▶ WHAT IS NEEDED:
Please go line by line through the material and copy each one containing the word "legend".

..............................

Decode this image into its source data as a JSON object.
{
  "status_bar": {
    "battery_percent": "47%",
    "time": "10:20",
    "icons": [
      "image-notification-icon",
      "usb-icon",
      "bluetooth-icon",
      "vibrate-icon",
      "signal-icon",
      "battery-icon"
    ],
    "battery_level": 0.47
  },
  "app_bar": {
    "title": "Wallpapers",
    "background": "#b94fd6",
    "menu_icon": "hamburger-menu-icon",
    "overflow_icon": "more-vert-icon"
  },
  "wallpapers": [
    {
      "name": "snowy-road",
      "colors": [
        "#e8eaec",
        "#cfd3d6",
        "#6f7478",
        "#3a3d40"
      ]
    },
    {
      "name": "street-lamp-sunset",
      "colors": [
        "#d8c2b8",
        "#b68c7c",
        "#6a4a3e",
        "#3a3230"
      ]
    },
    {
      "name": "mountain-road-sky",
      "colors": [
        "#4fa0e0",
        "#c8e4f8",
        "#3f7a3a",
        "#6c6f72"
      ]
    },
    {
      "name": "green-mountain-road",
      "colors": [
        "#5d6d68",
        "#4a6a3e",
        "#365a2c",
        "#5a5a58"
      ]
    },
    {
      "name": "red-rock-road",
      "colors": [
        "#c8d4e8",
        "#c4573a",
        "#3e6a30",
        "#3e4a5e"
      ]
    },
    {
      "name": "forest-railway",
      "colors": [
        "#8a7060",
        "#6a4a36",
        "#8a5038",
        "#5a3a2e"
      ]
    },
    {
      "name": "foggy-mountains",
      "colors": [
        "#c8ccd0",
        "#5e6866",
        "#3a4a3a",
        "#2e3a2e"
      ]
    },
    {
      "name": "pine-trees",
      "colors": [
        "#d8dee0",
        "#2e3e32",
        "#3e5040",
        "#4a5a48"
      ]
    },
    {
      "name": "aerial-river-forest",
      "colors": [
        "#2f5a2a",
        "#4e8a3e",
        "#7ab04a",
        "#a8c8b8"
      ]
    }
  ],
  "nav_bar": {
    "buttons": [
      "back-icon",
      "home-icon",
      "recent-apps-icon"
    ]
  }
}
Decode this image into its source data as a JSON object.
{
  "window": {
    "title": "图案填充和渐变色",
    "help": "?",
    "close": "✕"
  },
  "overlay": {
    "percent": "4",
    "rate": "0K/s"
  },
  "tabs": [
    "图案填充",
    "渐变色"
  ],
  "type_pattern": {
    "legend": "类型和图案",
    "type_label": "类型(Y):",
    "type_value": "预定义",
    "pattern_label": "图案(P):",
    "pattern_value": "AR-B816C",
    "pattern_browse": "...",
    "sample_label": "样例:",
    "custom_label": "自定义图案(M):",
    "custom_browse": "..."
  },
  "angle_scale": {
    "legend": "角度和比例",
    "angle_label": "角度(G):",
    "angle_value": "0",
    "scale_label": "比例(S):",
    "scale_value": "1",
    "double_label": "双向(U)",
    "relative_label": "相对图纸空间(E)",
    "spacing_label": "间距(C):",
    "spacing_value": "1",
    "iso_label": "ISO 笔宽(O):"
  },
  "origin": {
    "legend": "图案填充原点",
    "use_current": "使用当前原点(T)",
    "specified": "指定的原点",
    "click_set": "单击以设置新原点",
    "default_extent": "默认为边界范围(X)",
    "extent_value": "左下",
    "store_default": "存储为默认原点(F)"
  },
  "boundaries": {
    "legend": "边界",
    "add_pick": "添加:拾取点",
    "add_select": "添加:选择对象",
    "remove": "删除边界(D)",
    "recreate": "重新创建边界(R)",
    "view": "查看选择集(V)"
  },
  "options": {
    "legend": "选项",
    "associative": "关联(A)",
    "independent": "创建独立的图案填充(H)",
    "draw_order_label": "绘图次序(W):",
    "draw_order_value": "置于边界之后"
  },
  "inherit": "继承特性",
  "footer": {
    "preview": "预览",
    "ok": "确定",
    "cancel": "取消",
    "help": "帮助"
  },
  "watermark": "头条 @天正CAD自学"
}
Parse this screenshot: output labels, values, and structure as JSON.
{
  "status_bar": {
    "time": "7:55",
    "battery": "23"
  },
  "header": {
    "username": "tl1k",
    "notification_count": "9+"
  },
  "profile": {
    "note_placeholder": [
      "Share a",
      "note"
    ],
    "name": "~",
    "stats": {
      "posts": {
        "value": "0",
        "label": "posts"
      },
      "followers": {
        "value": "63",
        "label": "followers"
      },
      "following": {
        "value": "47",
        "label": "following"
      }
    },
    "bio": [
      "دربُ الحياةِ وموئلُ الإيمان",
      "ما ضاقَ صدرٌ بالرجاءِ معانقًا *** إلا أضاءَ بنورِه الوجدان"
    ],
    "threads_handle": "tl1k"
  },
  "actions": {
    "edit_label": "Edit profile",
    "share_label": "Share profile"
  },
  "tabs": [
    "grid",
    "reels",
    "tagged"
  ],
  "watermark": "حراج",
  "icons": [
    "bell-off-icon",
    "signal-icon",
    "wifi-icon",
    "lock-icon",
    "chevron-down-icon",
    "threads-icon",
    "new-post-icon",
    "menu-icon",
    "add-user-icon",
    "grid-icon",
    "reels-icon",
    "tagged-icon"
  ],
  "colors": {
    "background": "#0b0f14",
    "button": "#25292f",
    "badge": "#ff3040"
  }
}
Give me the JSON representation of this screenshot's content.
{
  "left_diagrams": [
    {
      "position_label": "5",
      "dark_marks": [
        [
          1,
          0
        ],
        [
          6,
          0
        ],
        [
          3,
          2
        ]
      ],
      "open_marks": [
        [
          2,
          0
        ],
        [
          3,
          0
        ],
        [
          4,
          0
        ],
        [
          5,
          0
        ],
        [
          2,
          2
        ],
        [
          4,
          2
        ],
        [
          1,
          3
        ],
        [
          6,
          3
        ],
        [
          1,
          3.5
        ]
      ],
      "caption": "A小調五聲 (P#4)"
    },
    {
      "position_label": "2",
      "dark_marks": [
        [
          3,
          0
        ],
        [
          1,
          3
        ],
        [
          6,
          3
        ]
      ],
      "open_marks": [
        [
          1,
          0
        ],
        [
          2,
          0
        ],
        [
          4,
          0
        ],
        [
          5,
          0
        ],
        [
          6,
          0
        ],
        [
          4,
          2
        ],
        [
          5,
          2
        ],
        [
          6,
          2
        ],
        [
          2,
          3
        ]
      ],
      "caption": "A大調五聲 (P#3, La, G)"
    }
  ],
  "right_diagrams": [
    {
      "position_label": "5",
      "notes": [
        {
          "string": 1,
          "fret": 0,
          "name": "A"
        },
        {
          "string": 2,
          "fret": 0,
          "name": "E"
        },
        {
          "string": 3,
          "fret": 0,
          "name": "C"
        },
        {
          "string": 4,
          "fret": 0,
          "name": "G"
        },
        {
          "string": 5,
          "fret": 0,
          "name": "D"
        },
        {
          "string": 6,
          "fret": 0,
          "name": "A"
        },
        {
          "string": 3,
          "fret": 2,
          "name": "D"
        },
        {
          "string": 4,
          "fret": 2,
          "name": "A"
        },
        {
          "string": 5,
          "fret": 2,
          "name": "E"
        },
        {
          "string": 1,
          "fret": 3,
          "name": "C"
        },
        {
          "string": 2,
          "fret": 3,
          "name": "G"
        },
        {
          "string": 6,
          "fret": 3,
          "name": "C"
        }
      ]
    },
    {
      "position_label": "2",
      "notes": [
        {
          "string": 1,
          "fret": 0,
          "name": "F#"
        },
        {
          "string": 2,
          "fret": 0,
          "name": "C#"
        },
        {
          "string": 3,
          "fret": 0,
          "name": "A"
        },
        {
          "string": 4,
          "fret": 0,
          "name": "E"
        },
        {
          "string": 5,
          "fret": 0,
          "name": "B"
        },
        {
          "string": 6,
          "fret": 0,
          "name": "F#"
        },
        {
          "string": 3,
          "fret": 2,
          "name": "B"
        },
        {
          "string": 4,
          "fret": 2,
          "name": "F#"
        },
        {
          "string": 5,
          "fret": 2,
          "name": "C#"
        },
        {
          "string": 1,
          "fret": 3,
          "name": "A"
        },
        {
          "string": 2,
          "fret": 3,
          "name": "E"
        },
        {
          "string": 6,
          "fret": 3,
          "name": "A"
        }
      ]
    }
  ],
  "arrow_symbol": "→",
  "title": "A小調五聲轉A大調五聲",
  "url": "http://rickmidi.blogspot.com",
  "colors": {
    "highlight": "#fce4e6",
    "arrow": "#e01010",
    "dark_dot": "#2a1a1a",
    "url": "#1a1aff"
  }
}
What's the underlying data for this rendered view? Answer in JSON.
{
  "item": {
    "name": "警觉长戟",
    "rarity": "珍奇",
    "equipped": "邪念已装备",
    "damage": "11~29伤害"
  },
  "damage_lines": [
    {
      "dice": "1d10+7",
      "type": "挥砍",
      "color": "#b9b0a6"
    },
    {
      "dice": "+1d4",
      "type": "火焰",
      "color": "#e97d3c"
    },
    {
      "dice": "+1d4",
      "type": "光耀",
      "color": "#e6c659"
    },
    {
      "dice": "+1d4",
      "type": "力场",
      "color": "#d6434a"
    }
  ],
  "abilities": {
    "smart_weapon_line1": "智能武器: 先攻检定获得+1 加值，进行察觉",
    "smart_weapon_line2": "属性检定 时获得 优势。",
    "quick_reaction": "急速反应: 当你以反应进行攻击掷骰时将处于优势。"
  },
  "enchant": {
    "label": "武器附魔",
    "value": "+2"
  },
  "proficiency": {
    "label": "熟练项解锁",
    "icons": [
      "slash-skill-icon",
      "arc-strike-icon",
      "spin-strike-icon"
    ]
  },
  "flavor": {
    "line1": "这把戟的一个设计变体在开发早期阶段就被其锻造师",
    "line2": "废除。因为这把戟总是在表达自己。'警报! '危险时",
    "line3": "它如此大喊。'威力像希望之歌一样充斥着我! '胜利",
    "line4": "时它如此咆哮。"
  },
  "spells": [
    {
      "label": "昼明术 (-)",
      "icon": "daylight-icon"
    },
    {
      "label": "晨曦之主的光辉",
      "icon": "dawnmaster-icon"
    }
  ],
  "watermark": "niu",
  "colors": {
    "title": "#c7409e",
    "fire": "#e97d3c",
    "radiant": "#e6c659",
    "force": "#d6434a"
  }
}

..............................

▶ RESULT FOR THIS EXERCISE:
    "legend": "类型和图案",
    "legend": "角度和比例",
    "legend": "图案填充原点",
    "legend": "边界",
    "legend": "选项",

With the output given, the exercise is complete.